Every line holding the string "ffffff" should be copied out of the listing.

RECORDED DATA:
━━━━━━━━━━━━━━━━━━━━

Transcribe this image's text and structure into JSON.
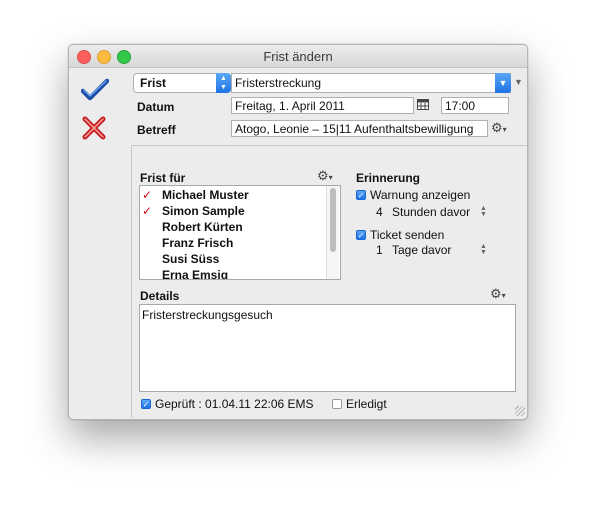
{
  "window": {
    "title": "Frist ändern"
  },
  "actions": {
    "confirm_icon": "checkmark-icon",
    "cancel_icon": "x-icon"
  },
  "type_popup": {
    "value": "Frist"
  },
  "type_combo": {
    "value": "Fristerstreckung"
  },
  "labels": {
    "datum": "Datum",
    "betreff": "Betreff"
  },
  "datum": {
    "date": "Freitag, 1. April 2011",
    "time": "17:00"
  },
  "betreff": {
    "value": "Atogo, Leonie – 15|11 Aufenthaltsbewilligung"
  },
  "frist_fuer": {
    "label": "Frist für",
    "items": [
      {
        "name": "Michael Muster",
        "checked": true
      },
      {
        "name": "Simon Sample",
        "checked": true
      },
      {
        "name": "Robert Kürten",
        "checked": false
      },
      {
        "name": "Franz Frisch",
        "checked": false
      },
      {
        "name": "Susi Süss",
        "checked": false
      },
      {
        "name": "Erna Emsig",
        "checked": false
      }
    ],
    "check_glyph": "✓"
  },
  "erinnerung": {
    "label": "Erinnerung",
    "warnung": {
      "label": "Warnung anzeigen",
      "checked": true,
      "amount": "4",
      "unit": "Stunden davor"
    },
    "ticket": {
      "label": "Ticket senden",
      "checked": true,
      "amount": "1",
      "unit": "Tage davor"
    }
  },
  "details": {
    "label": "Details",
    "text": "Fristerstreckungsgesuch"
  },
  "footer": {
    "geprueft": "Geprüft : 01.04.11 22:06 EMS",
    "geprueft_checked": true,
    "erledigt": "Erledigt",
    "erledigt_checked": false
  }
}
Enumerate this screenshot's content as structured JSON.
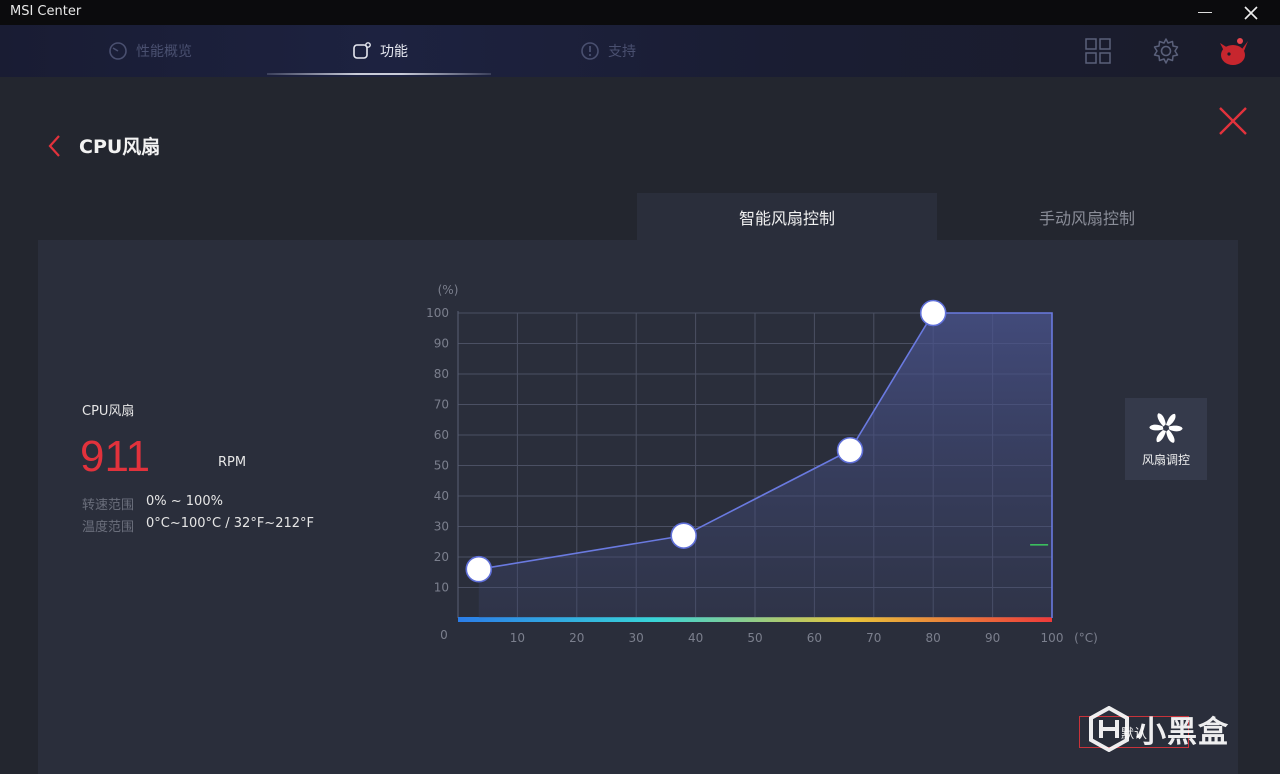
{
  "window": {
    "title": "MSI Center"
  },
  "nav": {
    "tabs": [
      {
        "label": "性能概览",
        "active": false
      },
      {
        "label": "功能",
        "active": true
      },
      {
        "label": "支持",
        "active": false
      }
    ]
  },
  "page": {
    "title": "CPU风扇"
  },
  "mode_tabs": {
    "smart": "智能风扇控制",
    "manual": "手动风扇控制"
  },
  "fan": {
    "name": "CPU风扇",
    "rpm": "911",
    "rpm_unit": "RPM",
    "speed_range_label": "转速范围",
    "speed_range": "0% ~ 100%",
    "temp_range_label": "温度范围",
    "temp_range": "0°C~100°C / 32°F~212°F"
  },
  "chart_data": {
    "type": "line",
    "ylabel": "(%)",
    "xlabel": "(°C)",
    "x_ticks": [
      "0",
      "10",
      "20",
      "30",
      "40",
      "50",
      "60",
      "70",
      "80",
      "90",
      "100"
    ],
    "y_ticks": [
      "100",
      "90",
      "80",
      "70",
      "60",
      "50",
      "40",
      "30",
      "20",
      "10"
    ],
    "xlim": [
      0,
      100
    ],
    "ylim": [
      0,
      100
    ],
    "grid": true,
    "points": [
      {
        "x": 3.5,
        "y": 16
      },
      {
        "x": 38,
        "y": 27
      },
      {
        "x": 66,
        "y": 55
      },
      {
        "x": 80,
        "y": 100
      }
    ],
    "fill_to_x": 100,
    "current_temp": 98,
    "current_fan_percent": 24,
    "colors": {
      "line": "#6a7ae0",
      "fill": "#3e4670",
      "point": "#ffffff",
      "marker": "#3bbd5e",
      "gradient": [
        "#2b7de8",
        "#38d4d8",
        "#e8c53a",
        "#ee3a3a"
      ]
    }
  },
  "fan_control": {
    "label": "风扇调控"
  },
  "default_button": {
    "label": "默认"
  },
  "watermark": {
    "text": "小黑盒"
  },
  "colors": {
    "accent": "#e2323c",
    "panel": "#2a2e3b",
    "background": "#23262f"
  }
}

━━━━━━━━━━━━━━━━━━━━

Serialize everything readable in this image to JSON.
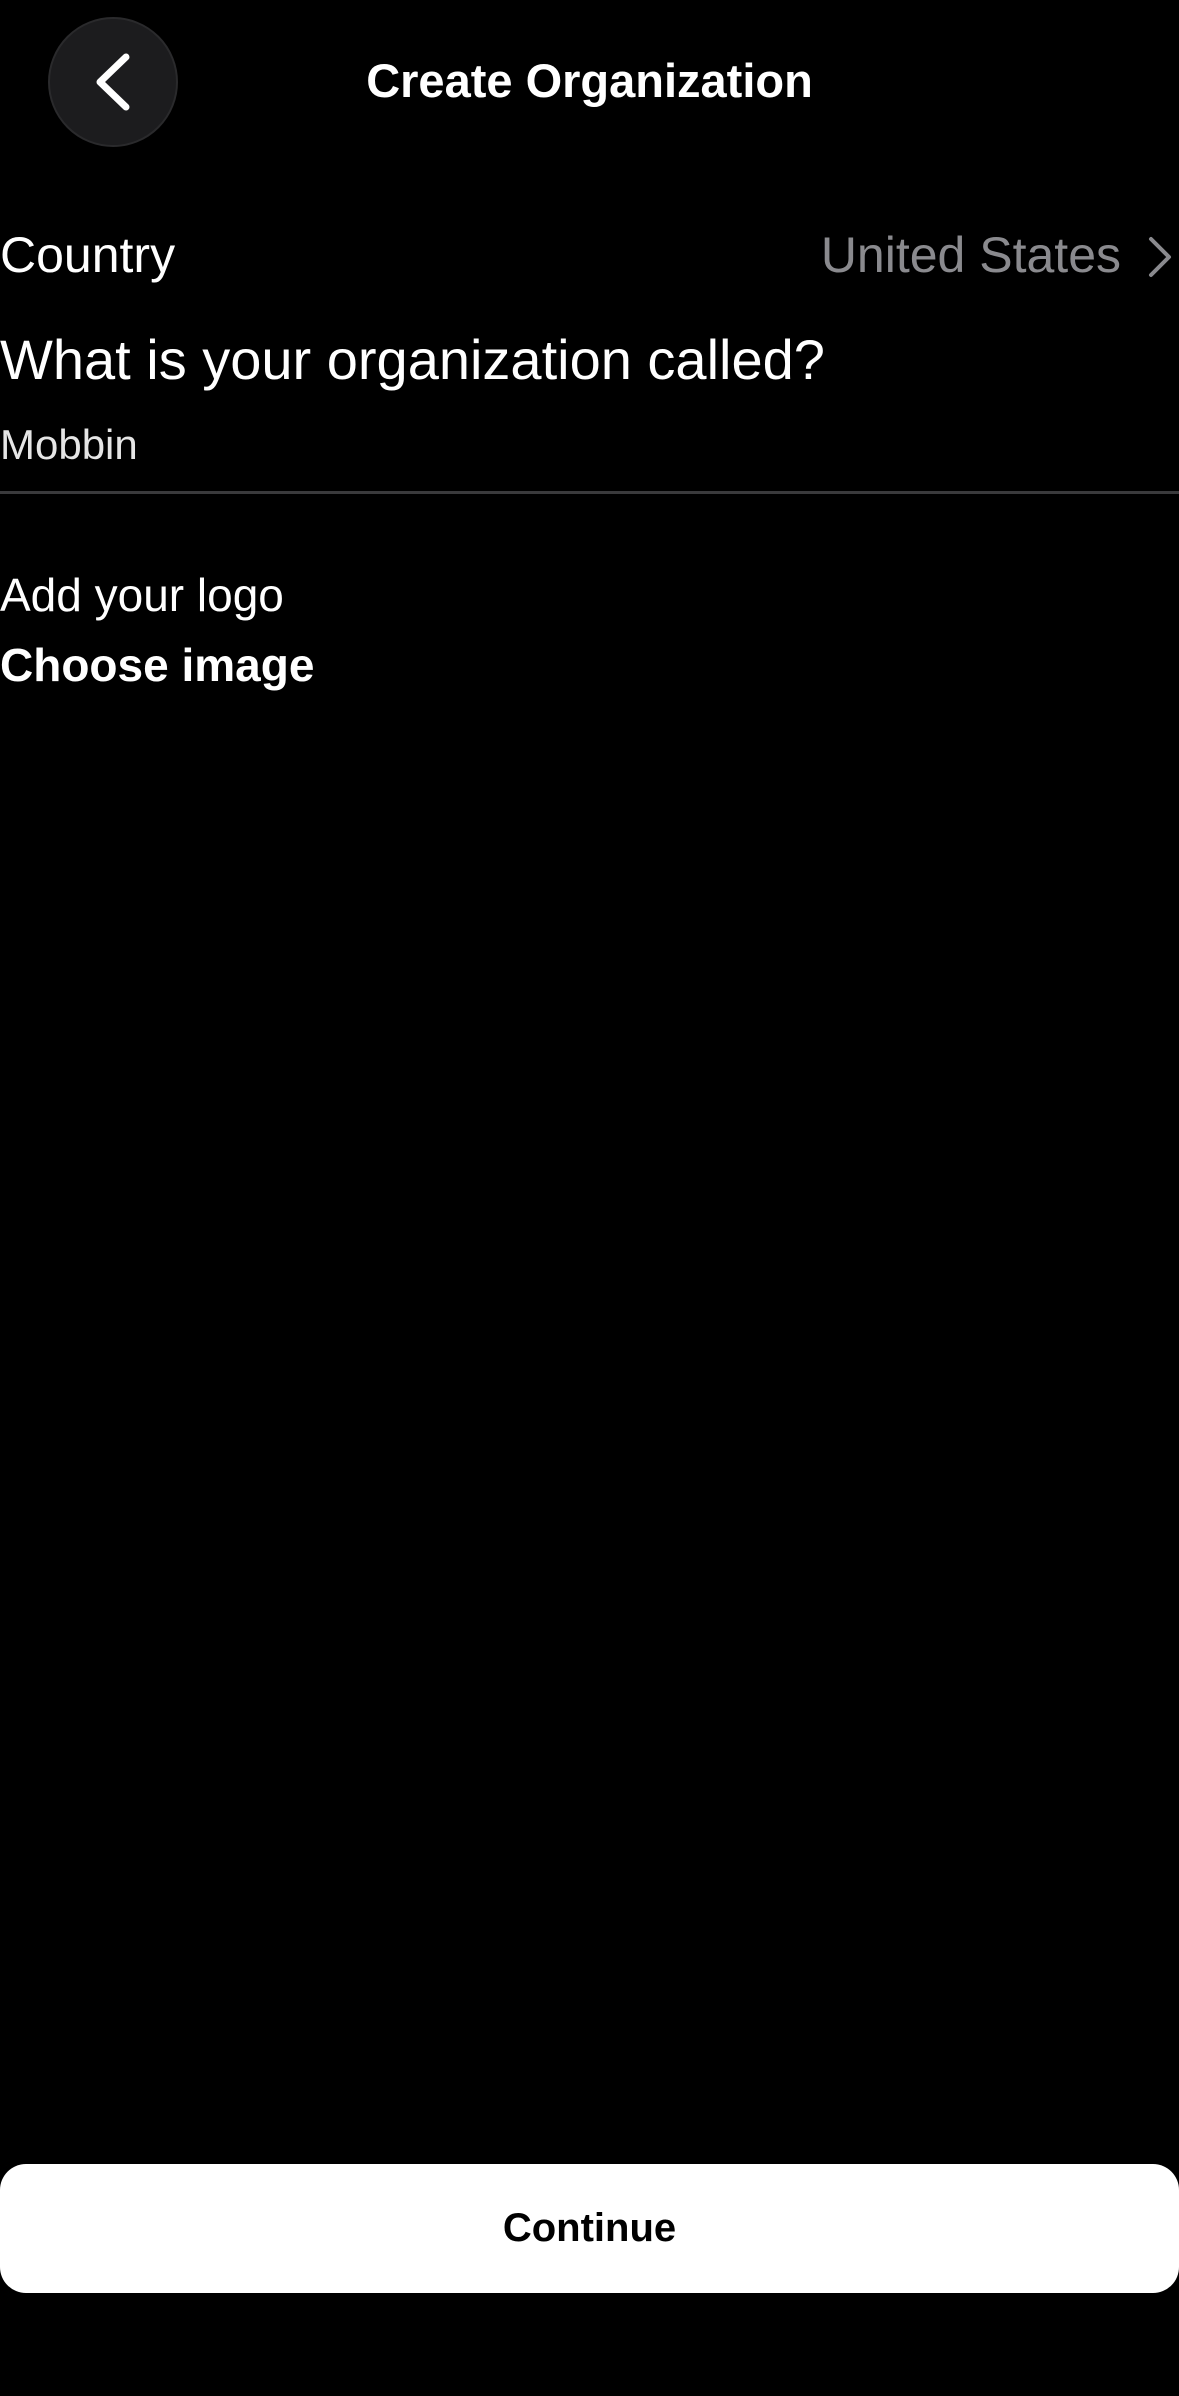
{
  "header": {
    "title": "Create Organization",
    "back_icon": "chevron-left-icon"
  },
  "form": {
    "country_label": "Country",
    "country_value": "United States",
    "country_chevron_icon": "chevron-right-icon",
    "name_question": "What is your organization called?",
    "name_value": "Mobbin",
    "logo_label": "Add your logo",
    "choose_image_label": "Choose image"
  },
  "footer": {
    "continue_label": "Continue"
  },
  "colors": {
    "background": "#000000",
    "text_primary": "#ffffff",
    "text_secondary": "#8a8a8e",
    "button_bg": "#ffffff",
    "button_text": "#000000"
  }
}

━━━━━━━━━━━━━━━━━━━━

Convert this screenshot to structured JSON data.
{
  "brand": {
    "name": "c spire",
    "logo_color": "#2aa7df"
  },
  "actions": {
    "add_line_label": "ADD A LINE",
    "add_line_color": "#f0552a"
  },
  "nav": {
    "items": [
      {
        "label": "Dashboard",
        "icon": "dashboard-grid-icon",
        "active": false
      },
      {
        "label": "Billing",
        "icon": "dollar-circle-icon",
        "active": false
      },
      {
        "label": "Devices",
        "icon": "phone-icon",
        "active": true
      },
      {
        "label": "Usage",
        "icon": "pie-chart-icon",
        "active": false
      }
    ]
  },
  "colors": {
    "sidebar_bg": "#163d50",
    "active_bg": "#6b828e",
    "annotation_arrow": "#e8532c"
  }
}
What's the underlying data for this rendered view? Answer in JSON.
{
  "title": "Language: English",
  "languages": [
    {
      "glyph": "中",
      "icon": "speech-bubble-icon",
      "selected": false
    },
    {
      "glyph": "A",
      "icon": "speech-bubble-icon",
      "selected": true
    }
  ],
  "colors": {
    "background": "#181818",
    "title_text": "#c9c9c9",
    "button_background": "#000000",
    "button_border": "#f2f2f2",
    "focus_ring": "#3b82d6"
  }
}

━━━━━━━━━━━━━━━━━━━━

RESPONSE FOR THIS EXERCISE:
      "point": "#ffffff",
    "text_primary": "#ffffff",
    "button_bg": "#ffffff",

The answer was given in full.